Suicide Squad is probably the most anticipated film of the year—and according to a lot of viewers, the biggest let down. The film struggles to deliver the irreverent, dark, and quirky story the trailers promised and manages to entangle its characters in an overdone, unoriginal plot and horrible CGI. While it isn’t a colossal mess like Batman v Superman, it is by no means where DC needs to be. However, I found the film to be enjoyable and was mostly pleased with the performances and characterization of the beloved DC comic book characters. Suicide Squad manages to provide mindless fun regardless of the meager storyline and whirlwind pacing. Comic book fans will be fairly satisfied.

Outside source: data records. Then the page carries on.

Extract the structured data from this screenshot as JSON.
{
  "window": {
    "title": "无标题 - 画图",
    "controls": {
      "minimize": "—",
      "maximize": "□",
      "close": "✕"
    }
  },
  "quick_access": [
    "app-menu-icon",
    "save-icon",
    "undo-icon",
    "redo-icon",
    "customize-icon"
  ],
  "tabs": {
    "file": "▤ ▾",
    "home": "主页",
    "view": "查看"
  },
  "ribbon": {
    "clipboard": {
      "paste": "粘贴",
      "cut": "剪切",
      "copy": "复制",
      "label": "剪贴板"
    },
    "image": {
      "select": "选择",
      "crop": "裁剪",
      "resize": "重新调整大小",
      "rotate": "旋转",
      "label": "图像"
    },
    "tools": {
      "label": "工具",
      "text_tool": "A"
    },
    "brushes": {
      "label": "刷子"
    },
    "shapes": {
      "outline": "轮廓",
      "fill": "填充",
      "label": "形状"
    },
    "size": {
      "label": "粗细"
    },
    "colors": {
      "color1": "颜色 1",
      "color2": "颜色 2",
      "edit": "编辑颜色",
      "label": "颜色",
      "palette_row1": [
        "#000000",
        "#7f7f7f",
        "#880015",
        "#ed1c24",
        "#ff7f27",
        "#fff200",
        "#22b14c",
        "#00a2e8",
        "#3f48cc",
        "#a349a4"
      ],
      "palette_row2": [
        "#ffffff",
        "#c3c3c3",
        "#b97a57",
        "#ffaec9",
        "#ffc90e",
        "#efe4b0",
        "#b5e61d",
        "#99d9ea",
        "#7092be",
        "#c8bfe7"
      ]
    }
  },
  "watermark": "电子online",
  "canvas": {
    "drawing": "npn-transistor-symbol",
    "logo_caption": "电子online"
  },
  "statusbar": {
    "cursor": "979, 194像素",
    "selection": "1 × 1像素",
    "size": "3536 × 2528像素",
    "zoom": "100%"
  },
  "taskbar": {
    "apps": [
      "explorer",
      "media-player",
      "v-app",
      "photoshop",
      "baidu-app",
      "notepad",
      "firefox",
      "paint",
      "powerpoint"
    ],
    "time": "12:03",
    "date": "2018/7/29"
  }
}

A secret task force of the most dangerous supervillains in the world working to save the world is promising, when done correctly. The movie was so hyped up by the studios that it was hard to go in without being slightly disappointed. The characters have so much potential and that potential was underutilized. The characterization of Harley Quinn was certainly a highlight of the film. I’ve adored the character since I was a little kid, so her live action debut was extremely important to me, and I was pleasantly surprised with it. Margot Robbie portrays the unstable, Joker-crazed character perfectly, depicting Harley’s damaged and chaotic personality in an empowering and emotional manner. The cotton-candy colored character enacts violence with a giddiness that is straight from the pages of a comic book, and she included the iconic accent on a more subtle level than past cartoons. Robbie did the best she could under the misogynistic situation the film put her in. While Harley’s character has always been sexual and uses that sexuality as a weapon of power, the film manages to objectify her, presenting her as an object for the male audience with slow, sensual pans up her half-naked body. It was curious to me that Harley Quinn and Enchantress were scantily clad while the majority of male characters were in head to toe armor. There’s a difference between being sexual and being objectified, and the director clearly didn’t acknowledge that line (and if you’re argument is that Harley is over-sexualized in the comics, well, surprise, comics can be misogynistic too).
Other cast members stood out as well, although none as brightly as Robbie. Will Smith shone as the gun-slinging assassin Deadshot, bringing a more stable and realistic characterization to the movie than any of his teammates. He and Robbie manage to anchor their cast mates and bring some stability to a chaotic plot. Unlike many audience-members, I applauded Jared Leto’s performance as a twisted, flashy Joker, which he played with instability and an underlying psychotic rage that was mystifying and impressive. According to Leto, many of the scenes he filmed were cut, which results in a lack of continuity in his storyline. His parts of the film seem a bit inconsistent and he continually shows up seemingly out of nowhere. Compared to the hype of his character, there was a severe lack of the Clown Prince of Crime in the film.
The pace of the film was incredibly jarring. The beginning of the film was a whirlwind of trying to set up identities of each of the main characters. They were each summarized in a way that seemed forced, but worked well enough. The film is set up better than Batman v Superman, and the cast has a great chemistry that helps the banter amongst the team feel believable. The second half of the film was fully of each character fighting in their own personal ways, but there was a lack of urgency as they grew closer to the “end of the world” (and what exactly was Enchantresses plan, anyway? It’s not exactly clear).Throughout the film the tone shifts drastically, trying to be lighthearted and funny while dark and gritty. The flashback scenes of Harley and Joker were mystical, psychedelic, and tragic, while the scenes of the entire squad working together were attempting to be quirky, comical, and irreverent. The film was split between those two tones, failing to choose one and resulting in inconsistency and confusion. It’s as if David Ayer wanted to tell a dark and cynical story while the studio pressured him to make a film more lighthearted, like Guardians of the Galaxy, in order to compete with Marvel. Ayer has his name on this film, but I don’t believe it is the film he set out to make.
Suicide Squad does not deserve the horrific reviews it is receiving, but it doesn’t deserve any awards either. Although it didn’t live up to the hype, it manages to be a fun and entertaining movie with lovable characters worthy of a comic book nerd’s time. It was a small step forward for DC compared to Batman v Superman, but they still have a long way to walk. Hopefully this is a trend, and each movie will be better than the last.
Help us Wonder Woman, you’re our only hope.